**Task instructions:** From the entries below, copy every line holding the word "Comes".

Data records for software interfaces
★ ★ ★ ★
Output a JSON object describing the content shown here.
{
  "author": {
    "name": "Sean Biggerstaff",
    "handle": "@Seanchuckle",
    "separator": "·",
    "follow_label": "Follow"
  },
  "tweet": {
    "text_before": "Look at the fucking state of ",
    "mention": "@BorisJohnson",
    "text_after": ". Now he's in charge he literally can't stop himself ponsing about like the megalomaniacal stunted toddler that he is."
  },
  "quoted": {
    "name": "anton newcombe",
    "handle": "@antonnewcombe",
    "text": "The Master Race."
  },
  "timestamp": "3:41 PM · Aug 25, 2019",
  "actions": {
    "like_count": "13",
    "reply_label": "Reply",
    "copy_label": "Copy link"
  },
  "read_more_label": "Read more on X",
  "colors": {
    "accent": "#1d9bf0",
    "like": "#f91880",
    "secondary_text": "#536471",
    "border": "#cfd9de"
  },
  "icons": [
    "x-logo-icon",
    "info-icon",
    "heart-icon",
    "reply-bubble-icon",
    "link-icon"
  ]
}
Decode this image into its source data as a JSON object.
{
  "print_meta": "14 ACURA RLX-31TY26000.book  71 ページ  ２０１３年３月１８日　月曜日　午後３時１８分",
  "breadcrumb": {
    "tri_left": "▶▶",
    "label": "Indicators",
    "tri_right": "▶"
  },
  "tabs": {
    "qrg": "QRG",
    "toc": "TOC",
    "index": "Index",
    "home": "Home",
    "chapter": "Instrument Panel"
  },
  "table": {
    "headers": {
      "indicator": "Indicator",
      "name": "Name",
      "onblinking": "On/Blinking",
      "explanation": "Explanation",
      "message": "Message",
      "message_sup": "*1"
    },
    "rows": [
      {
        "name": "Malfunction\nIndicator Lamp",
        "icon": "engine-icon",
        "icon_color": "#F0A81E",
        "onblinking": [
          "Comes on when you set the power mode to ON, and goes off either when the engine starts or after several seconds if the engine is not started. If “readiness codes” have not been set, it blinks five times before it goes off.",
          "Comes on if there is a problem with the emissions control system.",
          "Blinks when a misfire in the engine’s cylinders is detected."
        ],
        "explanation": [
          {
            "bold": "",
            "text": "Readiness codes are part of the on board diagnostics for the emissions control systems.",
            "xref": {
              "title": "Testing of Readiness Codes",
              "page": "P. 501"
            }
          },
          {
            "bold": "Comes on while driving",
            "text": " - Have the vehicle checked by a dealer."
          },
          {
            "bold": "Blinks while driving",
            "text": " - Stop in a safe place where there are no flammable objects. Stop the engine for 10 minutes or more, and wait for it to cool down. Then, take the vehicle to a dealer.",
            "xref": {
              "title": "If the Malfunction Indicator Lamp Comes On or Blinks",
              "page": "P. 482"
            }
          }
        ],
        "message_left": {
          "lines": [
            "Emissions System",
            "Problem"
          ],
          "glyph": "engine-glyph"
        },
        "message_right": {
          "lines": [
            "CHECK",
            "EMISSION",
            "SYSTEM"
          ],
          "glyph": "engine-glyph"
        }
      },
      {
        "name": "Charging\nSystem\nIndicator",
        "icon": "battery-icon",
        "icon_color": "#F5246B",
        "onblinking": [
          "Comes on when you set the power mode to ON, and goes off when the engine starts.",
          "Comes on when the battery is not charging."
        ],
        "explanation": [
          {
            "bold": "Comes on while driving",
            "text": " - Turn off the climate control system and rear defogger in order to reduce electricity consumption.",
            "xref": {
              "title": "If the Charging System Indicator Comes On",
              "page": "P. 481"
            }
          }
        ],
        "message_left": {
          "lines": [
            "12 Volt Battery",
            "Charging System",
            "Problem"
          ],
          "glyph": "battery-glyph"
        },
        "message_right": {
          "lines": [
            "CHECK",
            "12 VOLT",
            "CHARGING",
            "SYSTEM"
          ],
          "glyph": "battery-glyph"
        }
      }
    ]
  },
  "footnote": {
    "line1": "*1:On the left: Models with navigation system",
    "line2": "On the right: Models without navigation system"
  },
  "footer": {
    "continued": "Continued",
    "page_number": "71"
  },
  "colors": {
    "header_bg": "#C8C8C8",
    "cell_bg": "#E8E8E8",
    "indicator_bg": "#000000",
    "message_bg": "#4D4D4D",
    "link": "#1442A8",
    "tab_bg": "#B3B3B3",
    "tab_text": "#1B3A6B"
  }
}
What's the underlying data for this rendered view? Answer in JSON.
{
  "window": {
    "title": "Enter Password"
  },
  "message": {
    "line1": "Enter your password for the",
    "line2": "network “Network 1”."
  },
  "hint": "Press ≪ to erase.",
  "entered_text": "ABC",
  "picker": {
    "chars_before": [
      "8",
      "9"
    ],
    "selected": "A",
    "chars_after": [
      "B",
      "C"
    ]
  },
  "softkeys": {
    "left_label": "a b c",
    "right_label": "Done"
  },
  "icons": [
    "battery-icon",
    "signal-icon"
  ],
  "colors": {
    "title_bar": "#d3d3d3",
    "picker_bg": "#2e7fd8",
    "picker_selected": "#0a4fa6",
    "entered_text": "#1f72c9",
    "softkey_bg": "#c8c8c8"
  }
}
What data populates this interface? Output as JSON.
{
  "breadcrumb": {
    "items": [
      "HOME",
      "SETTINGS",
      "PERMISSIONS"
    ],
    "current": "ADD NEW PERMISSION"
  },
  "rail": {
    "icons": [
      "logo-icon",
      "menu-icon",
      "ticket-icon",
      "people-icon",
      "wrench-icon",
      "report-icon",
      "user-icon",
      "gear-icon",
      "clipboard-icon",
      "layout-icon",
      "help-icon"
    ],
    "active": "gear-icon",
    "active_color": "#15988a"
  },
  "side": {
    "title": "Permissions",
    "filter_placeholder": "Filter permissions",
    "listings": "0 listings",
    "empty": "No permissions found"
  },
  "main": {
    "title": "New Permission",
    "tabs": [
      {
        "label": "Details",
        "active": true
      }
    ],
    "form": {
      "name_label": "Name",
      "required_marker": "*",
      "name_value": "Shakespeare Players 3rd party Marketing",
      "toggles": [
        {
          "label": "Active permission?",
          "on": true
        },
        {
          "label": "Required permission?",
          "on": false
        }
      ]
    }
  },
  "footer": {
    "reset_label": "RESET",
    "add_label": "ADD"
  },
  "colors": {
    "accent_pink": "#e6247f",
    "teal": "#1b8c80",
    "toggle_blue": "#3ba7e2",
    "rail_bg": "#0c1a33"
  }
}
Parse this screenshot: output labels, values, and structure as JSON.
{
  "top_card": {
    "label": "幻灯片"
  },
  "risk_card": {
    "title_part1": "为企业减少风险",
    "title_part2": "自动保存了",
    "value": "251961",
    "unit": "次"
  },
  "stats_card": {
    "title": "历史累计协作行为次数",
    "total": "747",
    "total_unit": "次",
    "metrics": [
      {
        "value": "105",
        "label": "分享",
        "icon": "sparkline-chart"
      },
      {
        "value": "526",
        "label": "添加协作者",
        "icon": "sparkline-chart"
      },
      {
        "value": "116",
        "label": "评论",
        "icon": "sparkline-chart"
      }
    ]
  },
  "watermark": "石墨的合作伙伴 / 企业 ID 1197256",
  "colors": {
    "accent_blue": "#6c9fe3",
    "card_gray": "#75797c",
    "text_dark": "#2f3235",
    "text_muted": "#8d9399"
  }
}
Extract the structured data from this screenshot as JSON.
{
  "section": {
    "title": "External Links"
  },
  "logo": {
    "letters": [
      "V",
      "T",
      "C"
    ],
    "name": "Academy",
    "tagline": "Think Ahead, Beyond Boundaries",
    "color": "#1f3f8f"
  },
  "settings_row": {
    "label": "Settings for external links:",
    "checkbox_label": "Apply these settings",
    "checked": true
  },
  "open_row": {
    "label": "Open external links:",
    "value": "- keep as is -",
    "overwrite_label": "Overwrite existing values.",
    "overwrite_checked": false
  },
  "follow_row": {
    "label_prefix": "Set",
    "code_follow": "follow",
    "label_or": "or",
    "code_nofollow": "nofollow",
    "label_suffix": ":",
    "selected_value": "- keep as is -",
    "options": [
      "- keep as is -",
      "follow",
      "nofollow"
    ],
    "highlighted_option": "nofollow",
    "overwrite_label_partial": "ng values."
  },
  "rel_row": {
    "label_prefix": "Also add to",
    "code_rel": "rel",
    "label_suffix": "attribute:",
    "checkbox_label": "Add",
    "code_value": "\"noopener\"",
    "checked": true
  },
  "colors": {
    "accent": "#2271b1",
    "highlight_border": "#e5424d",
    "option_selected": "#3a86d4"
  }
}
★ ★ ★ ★
**Solution:**
          "Comes on when you set the power mode to ON, and goes off either when the engine starts or after several seconds if the engine is not started. If “readiness codes” have not been set, it blinks five times before it goes off.",
          "Comes on if there is a problem with the emissions control system.",
            "bold": "Comes on while driving",
              "title": "If the Malfunction Indicator Lamp Comes On or Blinks",
          "Comes on when you set the power mode to ON, and goes off when the engine starts.",
          "Comes on when the battery is not charging."
            "bold": "Comes on while driving",
              "title": "If the Charging System Indicator Comes On",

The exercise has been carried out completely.